Using open licenses

You can use open licenses to encourage free use of your own work. LibraOpen and LibraETDs makes it easy to use Creative Commons (CC) licenses, but many other kinds of open licenses exist. Here are some key facts and resources about open licenses:

  • Open licenses allow copyright holders to grant blanket permission to the public to make free use of their works, so long as the use meets certain conditions (such as attribution, or refraining from commercial exploitation).
  • CC licenses in particular are a key tool of the Open Access movement, which works to expand free online access to scholarship. Learn more about support for Open Access at UVA here. The Authors Alliance has a helpful FAQ about open access for authors here.
  • Open licenses are irrevocable—once you publish your work to the web with an open license attached, anyone who complies with the license is free to use your work accordingly. If you change your mind, you can’t stop someone who has already relied on the license. So, think carefully about whether you want to make your work available in this way before you choose an open license.
  • Deciding whether to use an open license can be a source of anxiety for some graduate students, who worry that openly-licensed or openly available versions of their work may reduce their future chances of publication. The CUNY Graduate Center has developed a guide for graduate students confronting anxiety about open access to their work.
  • Once you have decided to use an open license, think carefully about which license to use. The preprint publisher ASAPBio has a helpful graphic showing “How open” the different licenses are, along with FAQs about licenses generally.
  • You can learn much more about CC licenses generally at the Creative Commons website.

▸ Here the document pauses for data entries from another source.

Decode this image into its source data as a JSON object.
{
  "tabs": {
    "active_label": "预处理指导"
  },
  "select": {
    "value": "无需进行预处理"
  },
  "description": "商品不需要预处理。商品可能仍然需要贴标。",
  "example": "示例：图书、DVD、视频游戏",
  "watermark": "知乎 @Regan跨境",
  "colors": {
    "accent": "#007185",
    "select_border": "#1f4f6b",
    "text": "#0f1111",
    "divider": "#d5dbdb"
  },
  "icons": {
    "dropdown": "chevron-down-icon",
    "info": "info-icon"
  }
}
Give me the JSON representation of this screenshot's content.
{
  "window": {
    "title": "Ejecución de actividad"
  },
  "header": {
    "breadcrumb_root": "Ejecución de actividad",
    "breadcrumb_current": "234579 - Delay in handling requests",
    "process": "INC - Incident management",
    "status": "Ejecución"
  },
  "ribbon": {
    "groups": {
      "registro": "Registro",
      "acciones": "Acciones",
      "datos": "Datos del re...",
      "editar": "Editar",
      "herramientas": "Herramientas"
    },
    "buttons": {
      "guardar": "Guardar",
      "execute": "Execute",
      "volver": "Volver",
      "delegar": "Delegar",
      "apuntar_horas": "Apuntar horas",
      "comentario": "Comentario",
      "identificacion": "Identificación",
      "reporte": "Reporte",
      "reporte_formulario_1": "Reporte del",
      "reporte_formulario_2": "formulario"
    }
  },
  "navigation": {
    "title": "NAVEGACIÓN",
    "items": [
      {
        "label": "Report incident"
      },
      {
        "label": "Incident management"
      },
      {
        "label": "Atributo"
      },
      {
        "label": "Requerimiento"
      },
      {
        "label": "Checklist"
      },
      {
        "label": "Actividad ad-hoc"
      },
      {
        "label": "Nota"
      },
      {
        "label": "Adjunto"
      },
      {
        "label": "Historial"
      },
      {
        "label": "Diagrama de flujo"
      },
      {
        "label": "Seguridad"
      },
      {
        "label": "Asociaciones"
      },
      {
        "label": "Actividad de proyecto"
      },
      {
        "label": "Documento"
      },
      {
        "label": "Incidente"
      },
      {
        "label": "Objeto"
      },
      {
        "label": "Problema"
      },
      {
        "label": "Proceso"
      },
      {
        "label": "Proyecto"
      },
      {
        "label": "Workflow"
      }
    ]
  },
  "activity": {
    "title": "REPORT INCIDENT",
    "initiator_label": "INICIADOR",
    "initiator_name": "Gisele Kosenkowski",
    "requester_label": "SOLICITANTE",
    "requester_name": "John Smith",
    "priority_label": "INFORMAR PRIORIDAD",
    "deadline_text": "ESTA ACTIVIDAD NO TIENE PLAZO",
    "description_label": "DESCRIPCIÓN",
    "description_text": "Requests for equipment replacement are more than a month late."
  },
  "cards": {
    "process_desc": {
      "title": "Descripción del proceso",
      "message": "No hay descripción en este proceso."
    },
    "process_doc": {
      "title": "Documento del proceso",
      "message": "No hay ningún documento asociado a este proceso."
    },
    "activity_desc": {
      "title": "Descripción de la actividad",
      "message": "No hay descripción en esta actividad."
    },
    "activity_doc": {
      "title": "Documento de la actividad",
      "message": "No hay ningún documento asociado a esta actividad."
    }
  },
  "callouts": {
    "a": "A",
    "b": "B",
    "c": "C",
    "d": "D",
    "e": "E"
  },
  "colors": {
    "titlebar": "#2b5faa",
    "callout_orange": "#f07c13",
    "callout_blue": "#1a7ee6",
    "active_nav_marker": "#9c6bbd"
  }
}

  • Although Creative Commons is the most well-known suite of licenses for textual and artistic works, there are many other varieties of free or open licenses, including specialized licenses for software and data. A wiki definition of “free cultural work” and a list and taxonomy of free licenses is available here.